━━ Task inputs

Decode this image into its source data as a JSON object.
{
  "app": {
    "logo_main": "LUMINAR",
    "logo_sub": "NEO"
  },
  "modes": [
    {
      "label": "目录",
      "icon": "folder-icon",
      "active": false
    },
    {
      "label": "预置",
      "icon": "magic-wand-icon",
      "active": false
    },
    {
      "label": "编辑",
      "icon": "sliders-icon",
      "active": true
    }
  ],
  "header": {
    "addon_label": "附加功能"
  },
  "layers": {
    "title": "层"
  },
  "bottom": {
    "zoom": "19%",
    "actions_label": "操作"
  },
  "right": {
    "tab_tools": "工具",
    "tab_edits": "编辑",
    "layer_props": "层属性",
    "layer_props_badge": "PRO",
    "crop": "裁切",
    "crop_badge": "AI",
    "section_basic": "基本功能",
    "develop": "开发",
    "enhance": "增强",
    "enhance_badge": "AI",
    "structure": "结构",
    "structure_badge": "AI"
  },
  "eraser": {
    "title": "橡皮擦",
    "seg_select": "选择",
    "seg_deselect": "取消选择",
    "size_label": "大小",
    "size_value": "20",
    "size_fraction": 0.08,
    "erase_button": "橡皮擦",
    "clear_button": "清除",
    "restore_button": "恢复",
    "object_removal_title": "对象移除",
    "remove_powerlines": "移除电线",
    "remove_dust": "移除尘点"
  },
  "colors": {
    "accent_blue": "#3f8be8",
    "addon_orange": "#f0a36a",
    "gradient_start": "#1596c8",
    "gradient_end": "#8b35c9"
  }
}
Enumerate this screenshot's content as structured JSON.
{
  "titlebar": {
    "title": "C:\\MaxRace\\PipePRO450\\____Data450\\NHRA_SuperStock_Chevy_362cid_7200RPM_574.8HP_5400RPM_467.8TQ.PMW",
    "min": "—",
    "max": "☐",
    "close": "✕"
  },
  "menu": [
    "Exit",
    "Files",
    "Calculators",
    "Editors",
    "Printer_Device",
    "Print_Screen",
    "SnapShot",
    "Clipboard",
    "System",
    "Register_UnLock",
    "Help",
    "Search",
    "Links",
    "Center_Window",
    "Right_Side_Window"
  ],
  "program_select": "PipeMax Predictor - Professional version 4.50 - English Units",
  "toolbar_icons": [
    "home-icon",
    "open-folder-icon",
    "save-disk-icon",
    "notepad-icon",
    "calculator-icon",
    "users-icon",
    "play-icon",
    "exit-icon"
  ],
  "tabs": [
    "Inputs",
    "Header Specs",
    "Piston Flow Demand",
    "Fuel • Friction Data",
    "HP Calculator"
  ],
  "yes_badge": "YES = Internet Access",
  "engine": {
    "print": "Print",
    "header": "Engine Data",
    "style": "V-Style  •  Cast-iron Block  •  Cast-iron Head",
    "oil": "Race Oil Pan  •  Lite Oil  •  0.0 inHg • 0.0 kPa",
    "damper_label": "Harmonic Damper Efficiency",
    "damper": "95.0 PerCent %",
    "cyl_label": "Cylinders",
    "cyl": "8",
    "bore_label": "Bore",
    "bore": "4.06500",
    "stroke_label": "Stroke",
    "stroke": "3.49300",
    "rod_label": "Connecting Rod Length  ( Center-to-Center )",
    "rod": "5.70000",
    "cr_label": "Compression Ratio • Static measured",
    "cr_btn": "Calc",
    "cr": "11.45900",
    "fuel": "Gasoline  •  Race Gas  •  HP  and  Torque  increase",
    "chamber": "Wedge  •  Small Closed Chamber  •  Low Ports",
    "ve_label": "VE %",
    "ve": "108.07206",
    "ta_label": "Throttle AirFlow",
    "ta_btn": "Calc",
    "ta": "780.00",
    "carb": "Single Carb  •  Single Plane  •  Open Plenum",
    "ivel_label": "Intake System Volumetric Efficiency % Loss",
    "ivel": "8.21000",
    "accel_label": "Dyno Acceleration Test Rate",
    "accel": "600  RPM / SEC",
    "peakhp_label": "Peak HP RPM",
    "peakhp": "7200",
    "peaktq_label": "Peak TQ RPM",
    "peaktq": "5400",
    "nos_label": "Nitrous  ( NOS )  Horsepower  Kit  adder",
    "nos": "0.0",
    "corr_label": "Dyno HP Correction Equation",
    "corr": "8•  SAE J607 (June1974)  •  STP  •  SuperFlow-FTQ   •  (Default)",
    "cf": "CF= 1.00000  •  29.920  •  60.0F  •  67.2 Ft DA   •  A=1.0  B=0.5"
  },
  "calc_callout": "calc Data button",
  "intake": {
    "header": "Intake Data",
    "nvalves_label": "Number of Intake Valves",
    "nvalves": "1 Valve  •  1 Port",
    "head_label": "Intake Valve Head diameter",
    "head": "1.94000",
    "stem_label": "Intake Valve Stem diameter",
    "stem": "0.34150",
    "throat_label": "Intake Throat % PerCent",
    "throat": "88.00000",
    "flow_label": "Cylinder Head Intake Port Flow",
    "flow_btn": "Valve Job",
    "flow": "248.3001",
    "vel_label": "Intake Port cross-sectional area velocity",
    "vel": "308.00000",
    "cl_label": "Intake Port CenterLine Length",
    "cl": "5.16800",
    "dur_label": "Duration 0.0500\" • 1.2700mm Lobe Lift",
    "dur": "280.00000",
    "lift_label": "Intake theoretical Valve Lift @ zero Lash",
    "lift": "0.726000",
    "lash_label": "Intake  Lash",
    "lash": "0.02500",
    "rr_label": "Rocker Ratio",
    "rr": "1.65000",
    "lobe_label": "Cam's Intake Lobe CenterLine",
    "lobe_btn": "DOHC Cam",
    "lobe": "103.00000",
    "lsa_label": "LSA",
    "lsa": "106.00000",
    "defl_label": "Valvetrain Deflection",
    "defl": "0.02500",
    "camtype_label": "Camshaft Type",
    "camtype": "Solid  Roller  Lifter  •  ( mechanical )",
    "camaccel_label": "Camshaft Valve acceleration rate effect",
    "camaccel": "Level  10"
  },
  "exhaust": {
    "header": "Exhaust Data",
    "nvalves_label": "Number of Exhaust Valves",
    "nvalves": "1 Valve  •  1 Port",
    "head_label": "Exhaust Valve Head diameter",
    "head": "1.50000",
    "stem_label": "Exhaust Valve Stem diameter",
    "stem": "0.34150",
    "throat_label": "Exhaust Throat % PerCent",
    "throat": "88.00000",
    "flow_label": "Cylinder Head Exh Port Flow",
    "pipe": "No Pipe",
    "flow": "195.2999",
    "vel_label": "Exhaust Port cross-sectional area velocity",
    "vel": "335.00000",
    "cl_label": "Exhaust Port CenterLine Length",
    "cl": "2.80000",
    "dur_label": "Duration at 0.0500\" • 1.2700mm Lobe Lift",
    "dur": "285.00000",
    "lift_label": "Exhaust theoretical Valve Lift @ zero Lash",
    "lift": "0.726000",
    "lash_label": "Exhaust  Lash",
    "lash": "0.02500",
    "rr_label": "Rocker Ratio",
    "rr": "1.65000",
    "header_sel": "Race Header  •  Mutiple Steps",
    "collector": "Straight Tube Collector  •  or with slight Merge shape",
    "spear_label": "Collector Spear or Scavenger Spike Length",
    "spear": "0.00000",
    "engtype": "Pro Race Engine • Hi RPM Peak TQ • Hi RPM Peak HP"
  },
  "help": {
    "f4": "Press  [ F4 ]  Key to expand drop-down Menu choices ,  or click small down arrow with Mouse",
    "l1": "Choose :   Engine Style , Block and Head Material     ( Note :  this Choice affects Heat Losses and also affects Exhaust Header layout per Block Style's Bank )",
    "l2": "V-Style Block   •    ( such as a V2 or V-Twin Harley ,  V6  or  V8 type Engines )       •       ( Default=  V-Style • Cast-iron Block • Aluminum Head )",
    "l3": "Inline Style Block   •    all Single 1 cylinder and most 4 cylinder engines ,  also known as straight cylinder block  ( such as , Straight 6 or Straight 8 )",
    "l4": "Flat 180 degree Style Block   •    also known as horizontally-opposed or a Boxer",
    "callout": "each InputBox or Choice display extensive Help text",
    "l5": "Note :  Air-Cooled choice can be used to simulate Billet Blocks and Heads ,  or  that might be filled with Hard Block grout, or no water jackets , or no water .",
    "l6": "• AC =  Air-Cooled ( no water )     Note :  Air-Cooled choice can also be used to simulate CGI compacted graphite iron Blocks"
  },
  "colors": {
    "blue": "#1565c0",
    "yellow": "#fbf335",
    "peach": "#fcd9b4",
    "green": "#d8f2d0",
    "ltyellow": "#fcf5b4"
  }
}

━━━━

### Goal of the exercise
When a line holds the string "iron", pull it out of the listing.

### Response to this task
    "style": "V-Style  •  Cast-iron Block  •  Cast-iron Head",
    "l2": "V-Style Block   •    ( such as a V2 or V-Twin Harley ,  V6  or  V8 type Engines )       •       ( Default=  V-Style • Cast-iron Block • Aluminum Head )",
    "l6": "• AC =  Air-Cooled ( no water )     Note :  Air-Cooled choice can also be used to simulate CGI compacted graphite iron Blocks"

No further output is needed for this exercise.